Work Out Your Budget
According to the Money Advice Service, lenders assess what you can borrow based on your income. In general, you can borrow no more than 4.5 times your salary.
So if you earn £40,000 per year, you may be able to borrow an amount up to £180,000. In addition, they will take into account your living and personal expenses.
When they look at your salary, they take your basic and any other earnings, such as overtime, freelance work, or a second job into consideration. They will also factor in your investments and any pension, as well as income from child maintenance and any financial additions from an ex-spouse.
For those who’re self employed, you’ll need to provide proof of income via bank statements, business accounts, and details of tax payments made.
Future possible changes will also be assessed, such as if you or your partner became unemployed, if interest rates were to increase, if ill health forced you to stop work, or lifestyle changes such as starting a family or taking a career break.
- Mortgage calculator: You can use online tools such as the Money Advice Service mortgage affordability calculator or mortgage calculator to give you an idea of what you might be offered by a lender.
They can also be useful tools to work out how repayments might rise if interest rates went up in the future.
- Lenders: There are many different lenders to choose from. These include banks and building societies. The biggest banks in the UK are a good place to start, such as HSBC, Barclays, and Lloyds, but very often people find that smaller building societies offer better deals.
You can use various comparison websites to find these, such as Money Saving Expert, Money Facts and Which.
- Help to buy scheme: The British Government is committed to helping people get on or move up the housing ladder. To this effect, they’ve introduced various schemes, such as an equity loan where you can get a 5-year interest free loan of up to 20% of a property price (maximum property price of £600,000).
In year 6, you’ll be charged 1.75% interest on the loan, and this will increase every following year. The loan must be paid back after 25 years or when you sell your home – whichever is the earliest.
Once you’ve worked out the amount you can spend on purchasing a house, the next step is to…
Choose an Area
- Work out priorities: These will differ depending on your personal circumstances. These might include whether or not you have a family, if you have pets and need to be close to open spaces, where you work and the transport links to get there, whether you want a garden or not, how many bedrooms, etc.
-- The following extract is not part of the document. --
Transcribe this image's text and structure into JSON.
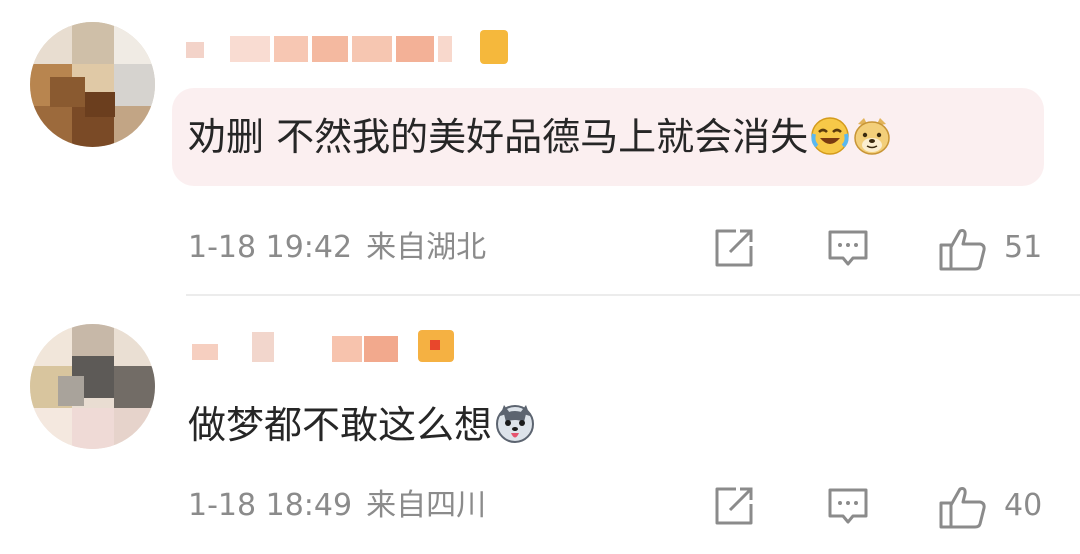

- Average prices per area: London Property Watch is a daily updated website that gives average property prices in all London postcodes for all different sizes of house.
This is a great tool to start to work out if you can afford to live in a particular area, as prices range considerably from the cheapest to the most expensive.
- Flexibility and compromise: When it comes to working out where you can afford to live and your priorities, it’s highly likely that you’re going to have to compromise on at least some issues.
For instance, you might choose to live in a cheaper area so you can afford a larger house, or you might be willing to forgo the luxury of a large garden so you can afford to buy in a certain school catchment area.
Once you’re at this stage, the next step is to…
Start the Search
- Websites: This is the place many people begin, and there are a few comprehensive websites that list properties from the various different agents. The best known of these are Zoopla and Right Move.
On both sites, you can narrow your search in many ways: from area to area, house size, specifications such as a garden or private driveway, bungalows, houses, flats… The list goes on.
Both websites also offer handy tools to aid your search, such as previously sold prices, how house prices have risen and fallen historically in areas, and various other advice topics and property guides.
- Estate agents: Of course, many people like to register with estate agents. Doing this means that once they know your needs, the agent can contact you the moment a house comes on the market – and probably before it even gets on the website.
Some of the biggest estate agents in London include Foxtons, Featherstone Leigh, and Hamptons.
- Private listings: Many people choose to market their home privately, instead of going through an agent. The advantage for both buyer and seller is that there is an absence of estate agent fees to pay, and therefore the property may be cheaper.
There are various websites that private vendors advertise. These include Gum Tree and The House Shop. Purple Bricks is also worth looking at – a fairly new venture that offers sellers a low fixed fee, therefore you may find houses at a lower price than with other, more traditional estate agents.
- Understand estate agent jargon: It won’t take you very long to realise that estate agents have, how shall we put it… A way with words…
And once you’ve viewed a few properties, you’re likely to become very adept at understanding it. For instance, things like “boasts character features” could mean that the property has low beams and ceilings. And a “low maintenance rear garden” means that there’s no lawn!
Another classic to be aware of is something along the lines of “tremendous scope for improvement,” which translates into “needs an awful lot of work.”
However, such a property might well be ideal for those looking to put their own stamp on a house, and might well mean that you could snap up a bargain. It’s all about compromise and flexibility, as mentioned above.
Hunting for a house in London is one of the most exciting yet frustrating things you’ll ever do. It’s important to remember that this is a happy event (as you trudge to yet another property that looks nothing like the listing, or you get another offer declined).
Keep at it, you really will find the right house, and the day you take possession of those sacred front door keys honestly will be a day to remember. Good luck and happy hunting…